In direct answer to your question, there is no such thing as a “direct connection to the Internet” - it’s all a web of bandwidth providers moving data. Your ISP has their own service provider, who may be reselling bandwidth from someone else entirely. AOL has contracts with most of the major network providers who own and run the fiber optic lines that form the biggest data pipes. So do the major ISPs like Earthlink, Comcast, etc.

Now, if you wanted to be one of the fat pipe providers? Hope you’ve got a few hundred billion dollars under your mattress - that’s what it would take to lay coast-to-coast fiber, light it up, and keep it going 24/7/365. And then you’s have to negotiate peering agreements with other backbone providers to make sure your traffic got to other people…

Hopefully, this is just a minor aside, but why are some folks so enamored with T1 lines? My home DSL line gives me 6 Mbps down and 768 Kbps up. (Tests out at 5.2/650) Obviously, this is asymmetric, but still, I can suck down data at close to 4 times the speed of T1. And a heck of a lot cheaper than that T1.

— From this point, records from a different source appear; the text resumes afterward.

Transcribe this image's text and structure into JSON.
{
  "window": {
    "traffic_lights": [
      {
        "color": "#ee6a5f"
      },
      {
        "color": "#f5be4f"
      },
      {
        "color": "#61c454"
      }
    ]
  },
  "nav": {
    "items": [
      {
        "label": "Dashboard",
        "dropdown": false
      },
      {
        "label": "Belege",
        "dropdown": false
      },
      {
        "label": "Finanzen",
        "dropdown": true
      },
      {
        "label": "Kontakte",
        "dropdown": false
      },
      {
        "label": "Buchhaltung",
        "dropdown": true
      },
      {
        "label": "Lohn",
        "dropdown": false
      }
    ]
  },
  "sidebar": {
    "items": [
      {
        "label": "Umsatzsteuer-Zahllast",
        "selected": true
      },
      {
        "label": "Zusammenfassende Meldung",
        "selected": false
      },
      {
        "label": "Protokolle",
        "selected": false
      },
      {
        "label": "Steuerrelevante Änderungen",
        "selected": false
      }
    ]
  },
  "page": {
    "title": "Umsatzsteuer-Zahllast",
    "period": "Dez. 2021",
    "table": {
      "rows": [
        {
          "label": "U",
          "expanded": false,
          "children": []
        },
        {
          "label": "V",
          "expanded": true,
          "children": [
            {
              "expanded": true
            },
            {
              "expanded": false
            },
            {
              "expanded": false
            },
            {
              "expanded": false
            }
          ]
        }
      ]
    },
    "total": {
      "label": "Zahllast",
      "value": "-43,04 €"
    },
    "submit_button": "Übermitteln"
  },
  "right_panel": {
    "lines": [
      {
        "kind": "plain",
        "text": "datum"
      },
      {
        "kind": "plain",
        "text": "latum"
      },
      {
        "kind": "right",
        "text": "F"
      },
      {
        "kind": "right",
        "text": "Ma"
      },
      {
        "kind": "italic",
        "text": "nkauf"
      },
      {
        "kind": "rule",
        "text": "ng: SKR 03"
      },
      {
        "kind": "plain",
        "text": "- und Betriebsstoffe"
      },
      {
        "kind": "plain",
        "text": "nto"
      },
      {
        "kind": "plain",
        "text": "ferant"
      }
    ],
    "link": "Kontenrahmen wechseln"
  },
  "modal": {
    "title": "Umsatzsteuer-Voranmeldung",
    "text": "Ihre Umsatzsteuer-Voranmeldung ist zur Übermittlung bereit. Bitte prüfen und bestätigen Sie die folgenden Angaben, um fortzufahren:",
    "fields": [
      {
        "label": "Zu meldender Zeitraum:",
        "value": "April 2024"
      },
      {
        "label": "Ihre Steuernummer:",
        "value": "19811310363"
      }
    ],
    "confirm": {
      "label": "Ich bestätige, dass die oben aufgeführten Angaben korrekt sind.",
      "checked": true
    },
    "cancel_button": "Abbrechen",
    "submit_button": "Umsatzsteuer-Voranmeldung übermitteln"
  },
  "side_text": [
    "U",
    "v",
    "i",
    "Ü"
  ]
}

And how does it work for corporate networks? Last I knew, the building I’m in has an OC-12 connection to the world. (Plus a half-gaggle of T1 lines for phones, video conferencing, etc.) Does this OC-12 line run unbroken to our regional “supernode” 90 miles away? Or does our data get poured into the Internet and get routed and bounced around from here to the supernode? Our supernodes all have redundant OC-768 lines.

Which brings the next question: These OC-12 and OC-768 lines - Do we own (or rent) physical and dedicated fibers? Or again, is this just capacity flowing through the Internet?

A T1 or E1 is a leased line, direct from the Internet to you so you aren’t sharinf bandwidth asd you are with your ADSL. The T1 may not have the same download speed but at least you are 100% sure that you always have the bandwidth whenever you need it, whereas your ISP may end up with too many clients and you’d notice a reduction in your available bandwidth.

Oh yes, and if they’;re promising you 6 Mbps down for anythign approaching a reasonable rate, they are probably not going to be able to maintain that with more customers.

smiling bandit and Ponster have nailed it. Your home ADSL connection may promise 6.0M/768K or something similar, but try using 100% of that 24/7 and you’ll find yourself disconnected. T1/E1/DS3/etc lines deliver a much higher Quality of Service (QoS) than any consumer-grade connection can. See, ADSL is so cheap because the company is betting you won’t use that connection anywhere near 100% of the time. The standard varies by area, but it’s typically 0.10% to 0.50% for home users, around 1% to 1.5% for businesses.

This means that the company will oversell their bandwidth by 200x to 1000x - meaning for every 1000 customers that have 6.0Mbps connections, they’ll have 6.0Mbps of dedicated bandwidth. Now you know why people who run P2P apps get nasty letters, or get dropped with no notice. And the broadband companies are starting to share lists of network abusers, so you may not be safe with another provider.

gotpasswords: If you’re working for a Fortune 200 company, you may in fact own the fibers. Or rather, you have them on long-term lease from the people that installed them, since most non-telcos don’t dig their own trenches. I would wager if the local “supernode” has redundant OC-768 (40 Gbps!!!) lines and your company is the sole user, you’re working for one of the top ten bandwidth providers, or one of the Fortune 50. No one else uses that much bandwidth, except for the military. Or you’re sharing a datacenter with a lot of other people. I can’t even begin to estimate the costs of running a single OC-768 let alone redunant links. I couldn’t tell you if you have unbroken fiber or if it routes over another system without knowing specific details.

Oh, in case anyone wonders, I’m in New Mexico and the entire state has I think two OC-12s. sigh